This series consists of talks in the area of Quantum Gravity.
The most relevant evidences in favour of the Lorentzian EPRL-FK spinfoam model come from its capibility of reproducing the expected semiclassical limit in the large spin regime. The main examples of this are the large spin limit of the vertex amplitude, later extended to arbitrary triangulations, and that of the spinfoam graviton propagator, which was calculated on the simplest possible two complex. These results are very promising. Nonetheless, their relevance may be endangered by the effects associated to radiative corrections.
In several approaches
to quantum-gravity, the spectral dimension of spacetime runs from the standard
value of 4 in the infrared (IR) to a smaller value in the ultraviolet (UV).
Describing this running in terms of deformed dispersion relations, I show that
a striking cosmological implication is that that UV behavior leading to 2
spectral dimensions results in an exactly scale-invariant spectrum of vacuum scalar
and tensor fluctuations. I discuss scenarios that break exact scale-invariance
An exciting frontier in physics is to understand the quantum nature of gravitation in finite regions of spacetime. Study of these regions from ``below'', that is, by studying the quantum geometry of finite regions emerging from loop gravity and spin networks has recently resulted in a new road to the quantization of volume and to evidence that there is a robust gap in the volume spectrum. In this talk I will complement these results with recent work on conformal field theories in a particular finite region, a spherical ball of space.
The Functional
Renormalisation Group technique has received great attention in recent times

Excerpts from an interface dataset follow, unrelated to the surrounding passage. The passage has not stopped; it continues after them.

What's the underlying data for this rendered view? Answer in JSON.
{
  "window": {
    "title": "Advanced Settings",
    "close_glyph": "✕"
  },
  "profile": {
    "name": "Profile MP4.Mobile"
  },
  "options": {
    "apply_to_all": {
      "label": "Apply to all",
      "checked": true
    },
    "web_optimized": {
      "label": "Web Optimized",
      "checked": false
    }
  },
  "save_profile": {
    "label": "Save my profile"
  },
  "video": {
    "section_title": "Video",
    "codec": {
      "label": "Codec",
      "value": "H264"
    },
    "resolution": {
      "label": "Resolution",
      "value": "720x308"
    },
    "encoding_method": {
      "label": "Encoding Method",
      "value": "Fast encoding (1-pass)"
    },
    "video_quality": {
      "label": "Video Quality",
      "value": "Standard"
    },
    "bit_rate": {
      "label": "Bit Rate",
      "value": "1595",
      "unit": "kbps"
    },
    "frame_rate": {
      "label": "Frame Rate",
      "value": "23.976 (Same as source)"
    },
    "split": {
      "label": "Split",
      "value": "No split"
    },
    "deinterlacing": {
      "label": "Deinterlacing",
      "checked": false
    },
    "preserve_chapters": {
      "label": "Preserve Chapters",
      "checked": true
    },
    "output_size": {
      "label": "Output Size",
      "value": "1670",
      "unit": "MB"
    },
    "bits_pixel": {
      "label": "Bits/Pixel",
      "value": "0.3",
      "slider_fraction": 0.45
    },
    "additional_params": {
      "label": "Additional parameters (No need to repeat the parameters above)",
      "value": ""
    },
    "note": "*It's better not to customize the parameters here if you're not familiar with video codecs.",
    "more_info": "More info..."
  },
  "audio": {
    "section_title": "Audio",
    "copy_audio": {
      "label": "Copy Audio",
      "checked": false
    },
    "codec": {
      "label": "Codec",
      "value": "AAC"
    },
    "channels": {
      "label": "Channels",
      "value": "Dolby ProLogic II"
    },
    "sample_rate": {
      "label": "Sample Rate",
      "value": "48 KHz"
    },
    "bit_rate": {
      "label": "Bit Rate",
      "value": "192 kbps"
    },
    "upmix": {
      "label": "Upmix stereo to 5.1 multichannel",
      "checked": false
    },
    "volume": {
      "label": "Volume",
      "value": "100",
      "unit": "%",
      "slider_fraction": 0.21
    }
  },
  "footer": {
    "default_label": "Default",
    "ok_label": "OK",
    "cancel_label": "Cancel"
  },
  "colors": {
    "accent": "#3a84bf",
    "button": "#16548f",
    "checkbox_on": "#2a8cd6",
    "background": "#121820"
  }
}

proving itself as a powerful tool to describe the high energy behaviour of
gravitational interactions.
Its key ingredient is a nontrivial fixed point of the theory renormalization
group flow which controls the behavior of the coupling constants in the
ultraviolet regime and ensures that physical quantities are safe from
divergences. I will briefly review the main ingredients of the gravitational asymptotic
Causal set theory is discrete, fully covariant theory of quantum
gravity. The discrete framework makes it necessary to reformulate
continuum concepts. One of these concepts is that of a derivative operator. It is
possible to define a derivative operator in causal sets that in
the continuum limit agrees with the d'Alembertian for a scalar
field. This operator can be used to define a causal set action, which
enables Monte-Carlo simulations. In this seminar I will present this operator and action and then
The functional renormalization group
is a tool in the systematic search for Euclidean QFTs that works with
very little input: All one needs to specify is a field content,
symmetries and a notion of locality. The functional renormalization
group then allows one to scan this theory space for bare actions for
which the path integral can be performed nonperturbatively. These
actions appear as fixed points (and relevant deformations) of the
renormalization group flow (so-called asymptotic safety). Such a
The
late physicist John Wheeler, was renowned for his Socratic method of conducting
physics discussions. "Why is general relativity the way it is? What makes
it special?" were reportedly questions one should expect in his
presence. There are different answers to these questions, each requiring a set
of assumptions - which Wheeler would likely question again - and each bringing
with it new insights into physics as a whole. This talk will put forward
AdS/CFT is a duality
relating the degrees of freedom in a D dimensional bulk gravity theory to a (D-1) dimensional theory living on the boundary. I will argue that in fact the boundary theory contains only a subset of the bulk observables. For each state of the boundary theory, there are multiple bulk states dual to it, which can be operationally distinguished by observers who fall across event horizons. Based on arXiv:1210.3590.
We argue that the
scale-free spectrum that is observed in the cosmic microwave background is the
result of a phase transition in the early universe. The observed tilt of
the spectrum, which has been measured to be 0.04, is shown to be equal to the
anomalous scaling dimension of the correlation function. The phase
transition replaces inflation as the mechanism that produces this spectrum. The tilt further indicates that there is a fundamental small length scale in
A defining feature of holographic dualities is that, along with the bulk equations of motion, boundary correlators at any given time t determine those of observables deep in the bulk. We argue that this property emerges from the bulk gravitational Gauss law together with bulk quantum entanglement as embodied in the Reeh-Schlieder theorem. Stringy bulk degrees of freedom are not required and play little role even when they exist. As an example we study a toy model whose matter sector is a free scalar field.